# WHAT THE TASK REQUIRES
Below are the records. List every line holding the word "true".

────────

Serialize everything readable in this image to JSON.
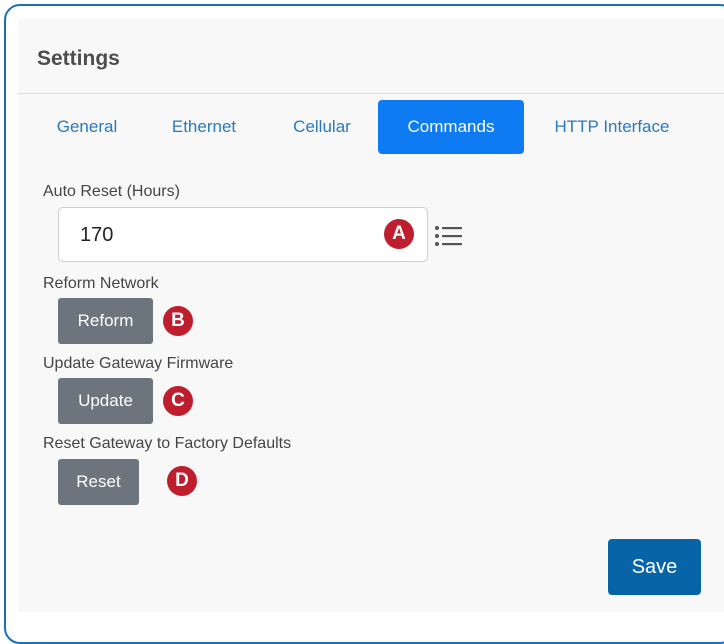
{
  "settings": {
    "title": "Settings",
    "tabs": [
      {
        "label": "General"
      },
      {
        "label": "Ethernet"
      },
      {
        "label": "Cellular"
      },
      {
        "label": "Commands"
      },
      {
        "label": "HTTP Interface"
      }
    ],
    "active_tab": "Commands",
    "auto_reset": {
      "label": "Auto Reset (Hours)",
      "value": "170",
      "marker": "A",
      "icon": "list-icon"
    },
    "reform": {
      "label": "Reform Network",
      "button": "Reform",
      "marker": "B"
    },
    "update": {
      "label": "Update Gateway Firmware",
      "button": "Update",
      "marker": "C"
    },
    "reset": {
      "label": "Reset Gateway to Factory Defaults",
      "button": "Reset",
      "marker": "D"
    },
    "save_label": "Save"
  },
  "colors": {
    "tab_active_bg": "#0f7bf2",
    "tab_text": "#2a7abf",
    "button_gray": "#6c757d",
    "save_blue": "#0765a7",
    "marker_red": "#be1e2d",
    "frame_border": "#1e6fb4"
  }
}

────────

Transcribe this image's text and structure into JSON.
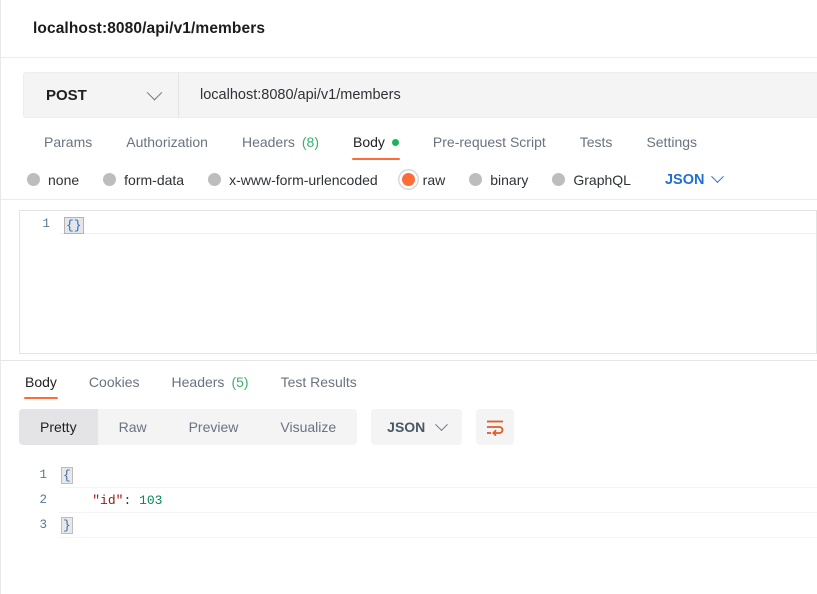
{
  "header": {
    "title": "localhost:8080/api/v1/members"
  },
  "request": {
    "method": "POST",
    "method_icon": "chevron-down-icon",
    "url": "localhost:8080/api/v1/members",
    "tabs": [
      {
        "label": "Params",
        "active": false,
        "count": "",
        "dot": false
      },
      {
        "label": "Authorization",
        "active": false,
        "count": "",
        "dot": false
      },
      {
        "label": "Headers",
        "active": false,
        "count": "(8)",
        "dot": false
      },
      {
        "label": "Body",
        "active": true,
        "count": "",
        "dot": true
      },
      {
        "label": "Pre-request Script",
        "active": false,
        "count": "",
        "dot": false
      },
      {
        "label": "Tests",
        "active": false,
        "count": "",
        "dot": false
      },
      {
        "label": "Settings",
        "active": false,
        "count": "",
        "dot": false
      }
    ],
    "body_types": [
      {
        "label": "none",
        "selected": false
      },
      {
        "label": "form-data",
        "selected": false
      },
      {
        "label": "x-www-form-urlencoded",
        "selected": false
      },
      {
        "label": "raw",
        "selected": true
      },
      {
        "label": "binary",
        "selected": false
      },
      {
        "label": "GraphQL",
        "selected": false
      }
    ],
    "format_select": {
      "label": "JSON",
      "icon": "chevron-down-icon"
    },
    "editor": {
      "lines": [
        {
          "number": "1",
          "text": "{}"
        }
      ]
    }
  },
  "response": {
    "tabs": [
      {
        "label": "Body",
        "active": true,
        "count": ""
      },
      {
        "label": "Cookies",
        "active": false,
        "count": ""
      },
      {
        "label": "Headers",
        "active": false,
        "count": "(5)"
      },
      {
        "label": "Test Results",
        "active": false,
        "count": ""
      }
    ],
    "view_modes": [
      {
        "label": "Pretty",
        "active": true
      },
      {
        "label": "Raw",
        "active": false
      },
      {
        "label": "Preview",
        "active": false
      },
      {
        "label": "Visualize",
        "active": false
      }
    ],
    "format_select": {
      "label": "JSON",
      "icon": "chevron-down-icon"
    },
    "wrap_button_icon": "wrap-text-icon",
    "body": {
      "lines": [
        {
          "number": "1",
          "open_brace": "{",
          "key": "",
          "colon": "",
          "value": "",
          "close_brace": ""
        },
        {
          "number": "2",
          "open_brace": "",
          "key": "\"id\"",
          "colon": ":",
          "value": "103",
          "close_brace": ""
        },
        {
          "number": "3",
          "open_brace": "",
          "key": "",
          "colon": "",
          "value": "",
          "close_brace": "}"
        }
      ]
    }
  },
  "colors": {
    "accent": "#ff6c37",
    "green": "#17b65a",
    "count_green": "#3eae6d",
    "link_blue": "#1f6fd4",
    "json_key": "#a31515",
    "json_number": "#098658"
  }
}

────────

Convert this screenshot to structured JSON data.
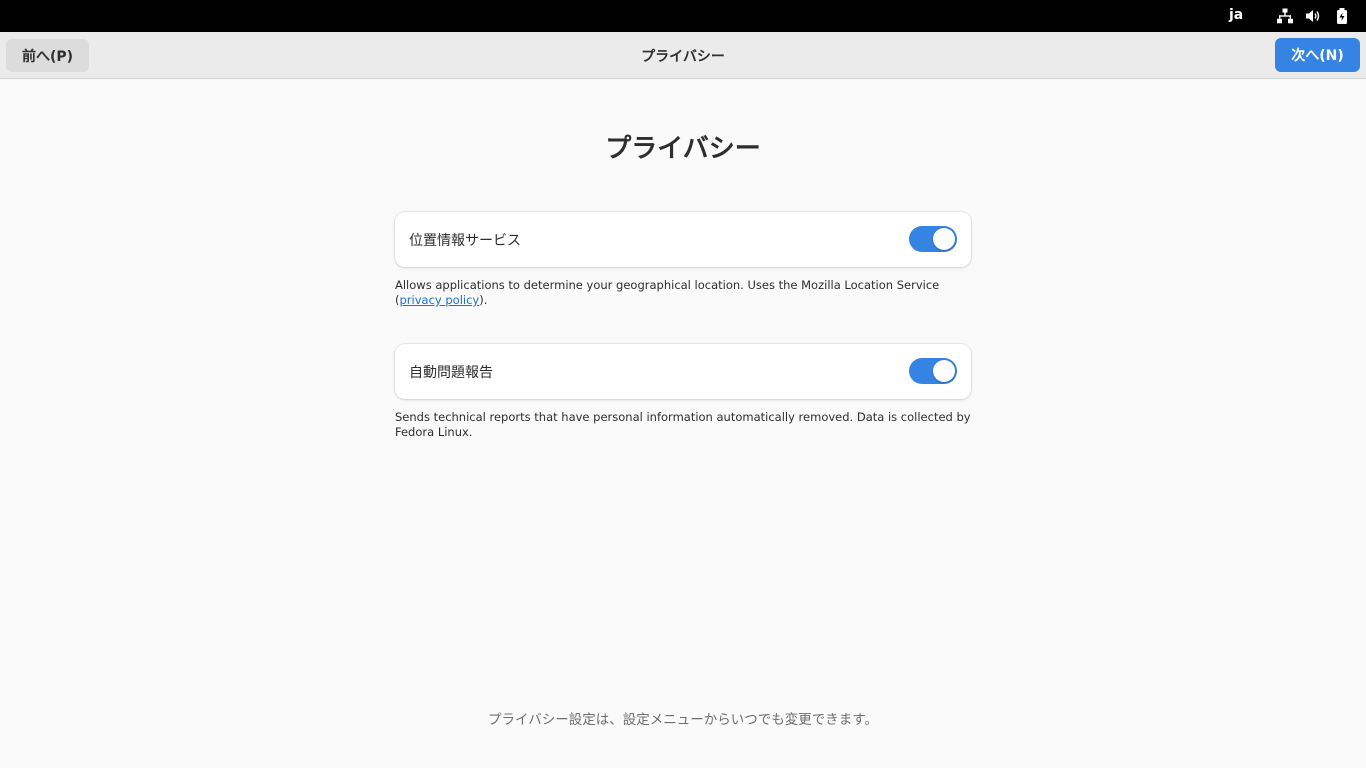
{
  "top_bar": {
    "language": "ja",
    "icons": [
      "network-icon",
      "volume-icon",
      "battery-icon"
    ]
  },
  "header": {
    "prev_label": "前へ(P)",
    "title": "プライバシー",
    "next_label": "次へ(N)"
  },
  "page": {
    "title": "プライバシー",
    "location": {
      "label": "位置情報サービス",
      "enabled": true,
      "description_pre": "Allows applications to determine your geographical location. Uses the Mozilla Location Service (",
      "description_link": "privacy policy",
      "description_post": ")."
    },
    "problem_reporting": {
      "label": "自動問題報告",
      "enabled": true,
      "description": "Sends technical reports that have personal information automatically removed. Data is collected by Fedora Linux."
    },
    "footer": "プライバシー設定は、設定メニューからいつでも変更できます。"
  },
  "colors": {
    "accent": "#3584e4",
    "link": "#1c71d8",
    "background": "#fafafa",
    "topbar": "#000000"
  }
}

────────

# RESULT OF THIS EXERCISE
        "active": true,
        "dot": true
        "selected": true
        "active": true,
        "active": true
      "enabled": true,
      "enabled": true,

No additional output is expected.